Liquid droplets assume complex shapes and behave in different ways, each with a distinct resonance—like a drum head or a violin string—depending on the intricate interrelationship of the liquid, the solid it lands on, and the gas surrounding it.
Droplet movements have implications for all kinds of things, including manufacturing silicon chips and measuring bodily fluids, but until now there was no way of classifying their motion.
Paul Steen, a professor of engineering at Cornell University, and his team have created a periodic table of droplet motions, taking inspiration in part from parallels between the symmetries of atomic orbitals, which determine elements’ positions on the classic periodic table, and the energies that determine droplet shapes.
“The question was, can we put these in some sort of organization that allows us to make a little more sense out of them?” says Steen, lead author of a new paper, which appears in the Proceedings of the National Academy of Sciences.
“The ordering is much like the periodic table of chemical elements,” he says. “We go from higher energy to lower energy, left to right, top to bottom.”
The researchers also saw that the droplet motions could be classified by their distinctive shape symmetries.

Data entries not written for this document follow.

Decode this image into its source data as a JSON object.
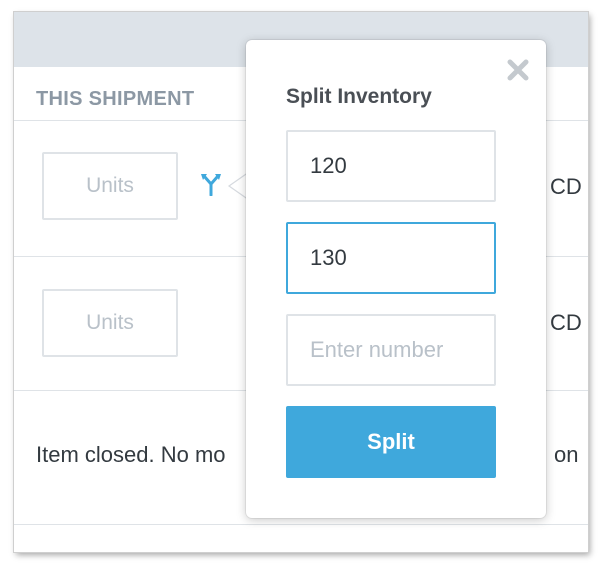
{
  "shipment": {
    "section_title": "THIS SHIPMENT",
    "rows": [
      {
        "units_placeholder": "Units",
        "trailing_text": "CD"
      },
      {
        "units_placeholder": "Units",
        "trailing_text": "CD"
      }
    ],
    "closed_message_left": "Item closed. No mo",
    "closed_message_right": "on"
  },
  "split_popover": {
    "title": "Split Inventory",
    "inputs": [
      {
        "value": "120",
        "placeholder": ""
      },
      {
        "value": "130",
        "placeholder": ""
      },
      {
        "value": "",
        "placeholder": "Enter number"
      }
    ],
    "split_label": "Split",
    "close_icon": "close-icon",
    "accent_color": "#3fa8dc"
  },
  "icons": {
    "split": "split-arrows-icon"
  }
}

For example, droplets that form a star-like shape with five points would all be in one group.
“We call them motion-elements,” says Steen, in a nod to the classic periodic table. Each motion element in the new table—which could conceivably have an infinite number of entries, depending on several variables—classifies a single mode of a droplet’s motion. “You can use combinations of these to understand motion-molecules.”
In the study, Steen’s team discovered the first 35 predicted motion elements for water droplets vibrated on a surface with an angle of contact of about 60 degrees.
Potential applications for this periodic table, which could help researchers understand where a droplet comes from, could include crime-scene forensics, Steen says. Analysts could apply the table’s classifications to blood and the applicable surface to identify the energies involved, and then better infer what might have caused certain spatter patterns.
“Once you recognize what a particular motion can be decomposed into, it tells you more about where it originated,” he says.
The National Science Foundation partially supported this funding.
Source: Cornell University